Cashing In

Well, that was certainly interesting.  In order to cash my check, at the bank it was drawn from btw, I had to show three forms of ID.  My credit cards say, "Please request ID" in the signature strip.  I guess I just make things difficult.  I had two "official" letters with me that have my new address on them (carrying around yesterday's mail, don't know why.) AND THEN, they had me put my thumbprint onto the check.  I was laughing about it with the teller when a manager walked by and off handedly suggested he get the blood testing kit.  I hope I remember next week to bring a q-tip and put it on the desk as the DNA swab.

I did warn the crew there at the bank that I will be back next week.  I may have made new "friends" today.  What a giggle.

I'm learning the bus system.  There is a different bus that affords a much nicer view of Seattle just south and east of downtown.  I've made it a practise to wait for that one instead of using the suggested route.  I may have found my neighborhood.  I'll give it another week before I get on craigslist to see if this reality is possible.

Fujific, you keep commenting on how amazing this all is... the move, the job hunt, the settling in and starting over.  Yeah, it is.  But, only in hindsight.  While I'm "in it" my life is one of focus.  I will look back on this year sometime in the future and maybe be amazed too.  But ever since the decision was made, I never doubted.  I got a rebuilt transmission out of the deal (ok, that was maybe a little tough - sitting in Fargo waiting to keep movement).  Once a decision is made and action takes over, the momentum feeds on itself.  There is no other outcome.  I personally don't know of any other outcome than the one I am working toward.  I feel this outcome completely.  I live it.  Later, when I am cozy wrapped in a blanket on a couch with someone that I care about and that cares about me, looking out at the Seattle rain through a picture window while the fireplace crackles, while my dog is curled on the rug in front of the fire, then, then I will joy.  I love your comments, Bobby.  They stop me in the moment to see what is actually, really and truly in front of my nose before I step out of my friend's house each morning and do another day to get there.

(ps: I don't own a blanket, a home, a fireplace, a dog and I don't have anyone "special" at the moment. - Job first.  Which makes me wonder at how hard I may be driving myself right now.  Another post maybe.  'Cept if you find what you really enjoy doing you can't call it work.  I'm loving this part, the starting over.  This isn't work.  This is an adventure.)


  1. Many of us dream of an adventure just like the one you are writing about.
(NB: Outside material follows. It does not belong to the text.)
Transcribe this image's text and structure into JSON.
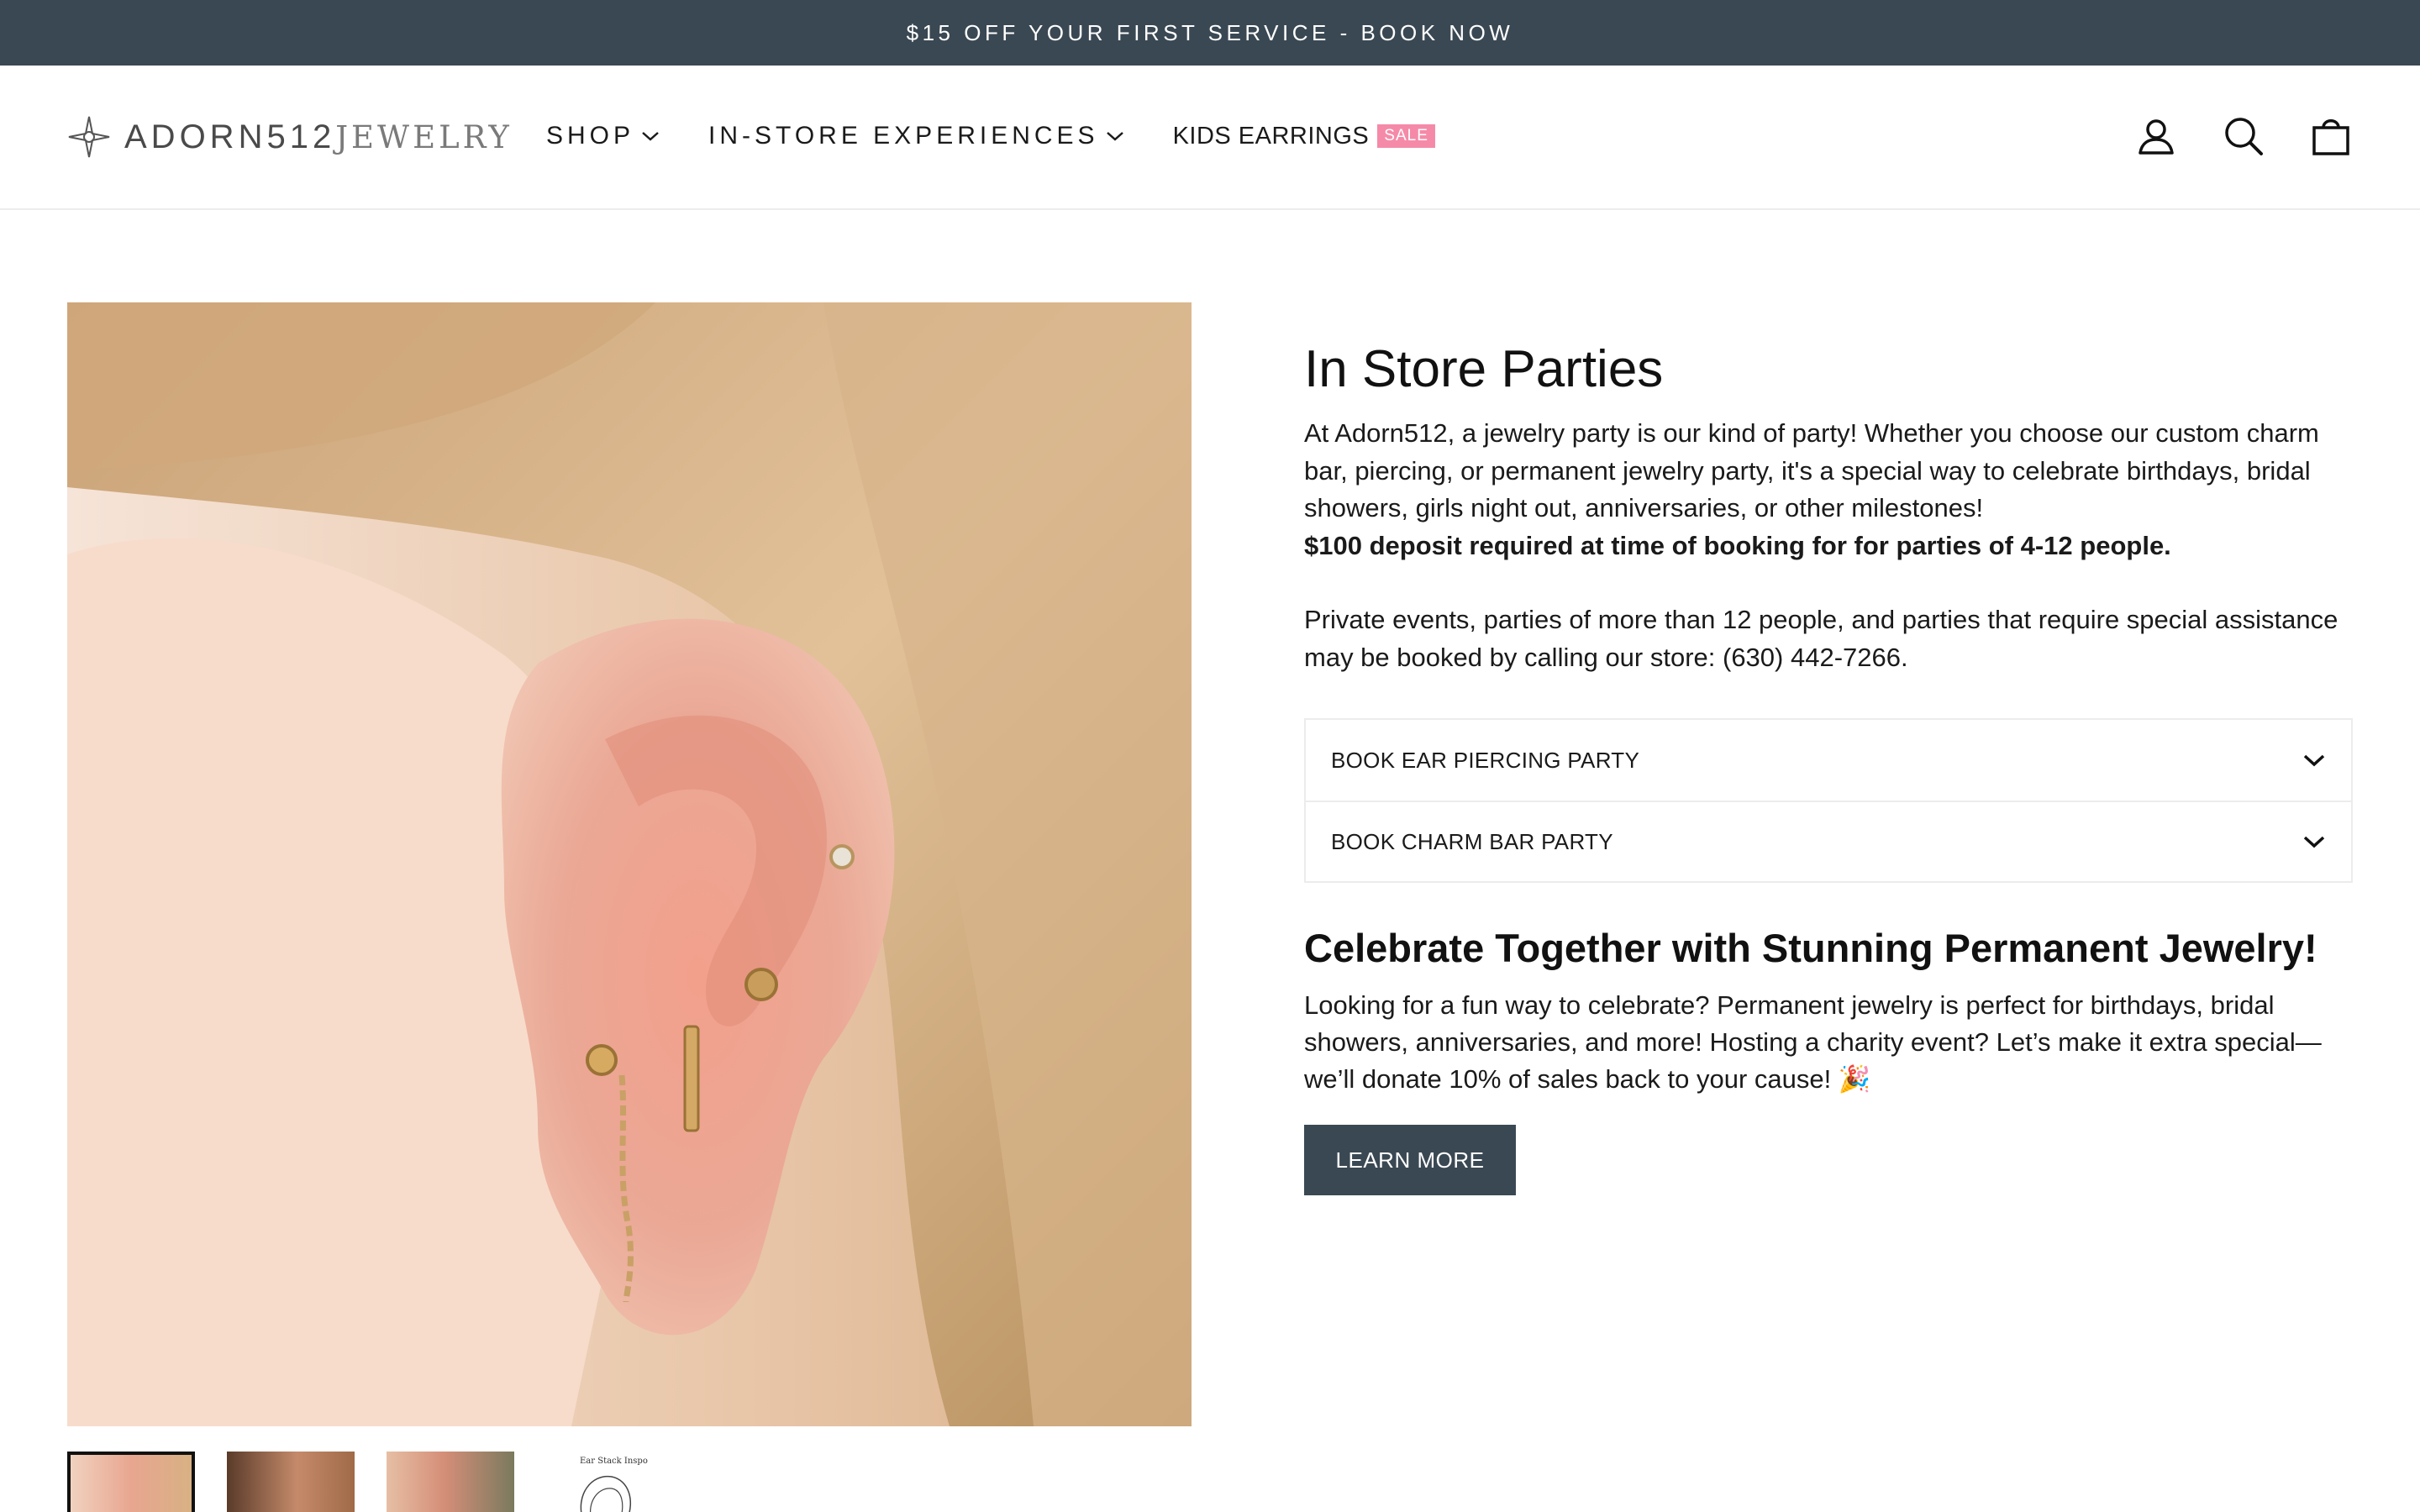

It is the essence of what we have called the American dream.

    I was born in the zip code in which I currently reside. My life is comfortable and while I have my share of the unknown I also have childhood memories all over the place in every corner of my environment.

    You are on a full blown adventure and I want to go along for the ride. Thank you for sharing this experience with us.

    Your adventure is an exercise in the human spirit. You give me hope.

    I cannot express how much this means to me other than to say thank you.

    You will have success and failures along the way. I want to read about them. I also expect the best and am here to cheer for you while you take this life altering journey.

    Life is all about the ride. Enjoy.


  2. I just want to follow along as you discover your new home town and the new you.